“I was driving past the beach yesterday, and saw you standing there, but you didn’t even notice me. I like seeing you in a bathing suit, Annabelle, you have a nice figure. You know, I nearly walked into your room yesterday, by mistake. Then I heard the bath running, and I realized that it wasn’t my room – you don’t even lock your door, do you? I certainly wouldn’t want to surprise you while you were dressing…or anything like that”.
What a charmer.
Eventually, the two strands of the story come together, as Light seeks help from Annabelle’s father (after an awkward family get-together with his sister), only to find himself attacked and chased down by the gun-toting, hypocritical Wyler (who spouts right-wing, handing and flogging rhetoric as the correct punishment for sex criminals, while Dr. Greene (Richard Nicholls) advocates helping the obviously disturbed and desperate man. You know this will end badly.
Relentlessly grim, The Lonely Sex – running a tight 57 minutes – is an impressive portrait of alienation and deviation. The film carefully contrasts the pathetic, out of control sex killer, who desperately writes ‘HELP’ on a wall after he kills the woman, with the more cynical – and no less dangerous, it seems – Wyler, who knows exactly what he is doing and sees no shame in it. It’s rare, even now, for a movie to so perfectly skewer the hypocrisy of moralisers – at the time it was almost unheard of, and the fact that it happens in a film that was being marketed at an audience of voyeurs makes it all the more impressive.

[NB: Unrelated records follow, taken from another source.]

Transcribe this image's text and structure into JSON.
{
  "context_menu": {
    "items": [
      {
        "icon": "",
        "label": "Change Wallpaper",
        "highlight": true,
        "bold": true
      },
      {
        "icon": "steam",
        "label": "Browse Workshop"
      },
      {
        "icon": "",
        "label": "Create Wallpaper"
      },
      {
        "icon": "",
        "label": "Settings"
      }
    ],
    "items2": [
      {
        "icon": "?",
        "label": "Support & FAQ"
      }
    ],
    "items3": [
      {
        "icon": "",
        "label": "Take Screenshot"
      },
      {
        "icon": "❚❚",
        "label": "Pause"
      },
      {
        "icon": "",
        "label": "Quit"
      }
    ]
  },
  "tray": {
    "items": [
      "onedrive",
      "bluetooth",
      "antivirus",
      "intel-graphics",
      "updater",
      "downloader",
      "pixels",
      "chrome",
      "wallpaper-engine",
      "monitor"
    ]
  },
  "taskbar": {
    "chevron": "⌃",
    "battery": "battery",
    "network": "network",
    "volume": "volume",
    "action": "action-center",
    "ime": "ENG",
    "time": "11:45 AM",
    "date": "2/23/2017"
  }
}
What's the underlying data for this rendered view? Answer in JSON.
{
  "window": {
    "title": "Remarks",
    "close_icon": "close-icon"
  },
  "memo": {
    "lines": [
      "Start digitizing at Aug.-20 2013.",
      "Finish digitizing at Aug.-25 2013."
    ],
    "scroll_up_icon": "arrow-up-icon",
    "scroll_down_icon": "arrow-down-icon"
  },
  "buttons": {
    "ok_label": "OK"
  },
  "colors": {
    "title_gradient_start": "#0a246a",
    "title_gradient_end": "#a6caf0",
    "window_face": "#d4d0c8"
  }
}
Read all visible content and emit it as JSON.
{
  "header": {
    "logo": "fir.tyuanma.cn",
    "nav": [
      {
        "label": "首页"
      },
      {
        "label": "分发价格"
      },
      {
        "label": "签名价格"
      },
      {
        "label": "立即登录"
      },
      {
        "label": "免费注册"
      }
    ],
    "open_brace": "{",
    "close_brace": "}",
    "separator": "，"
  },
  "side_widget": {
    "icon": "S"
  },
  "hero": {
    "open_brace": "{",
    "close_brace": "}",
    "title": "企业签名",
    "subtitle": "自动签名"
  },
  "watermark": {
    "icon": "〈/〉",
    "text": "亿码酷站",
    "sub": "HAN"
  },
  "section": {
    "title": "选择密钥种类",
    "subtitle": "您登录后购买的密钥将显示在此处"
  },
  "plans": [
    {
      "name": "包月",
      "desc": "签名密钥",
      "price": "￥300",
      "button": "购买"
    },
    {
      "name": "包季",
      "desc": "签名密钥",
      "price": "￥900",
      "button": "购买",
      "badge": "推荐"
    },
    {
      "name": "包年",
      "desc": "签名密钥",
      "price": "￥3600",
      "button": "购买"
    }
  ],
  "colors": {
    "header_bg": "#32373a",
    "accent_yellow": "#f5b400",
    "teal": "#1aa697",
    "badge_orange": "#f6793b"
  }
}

With a cast of worn down, deliberately unattractive actors and a low key, almost social realism approach from director Richard Hillard, this is utterly bleak and years ahead of its time in style and theme. At times, it reminded me of Daughter of Horror in terms of style, while the alienated, sympathetic but dangerously disturbed killer would be developed further in Psycho and Peeping Tom a year later.
The print is as good as you could hope for, given the age and low budget nature of the film – it probably never looked great, but here is presented in a clear, intact print. And who really wants an exercise in depravity like this to look overly pristine anyway?
God bless Vinegar Syndrome for digging this one up – worth the price of this disc by itself, The Lonely Sex is a remarkable movie, and with Anatomy of a Psycho to sweeten the pill, you’d be a fool not to snap this one up.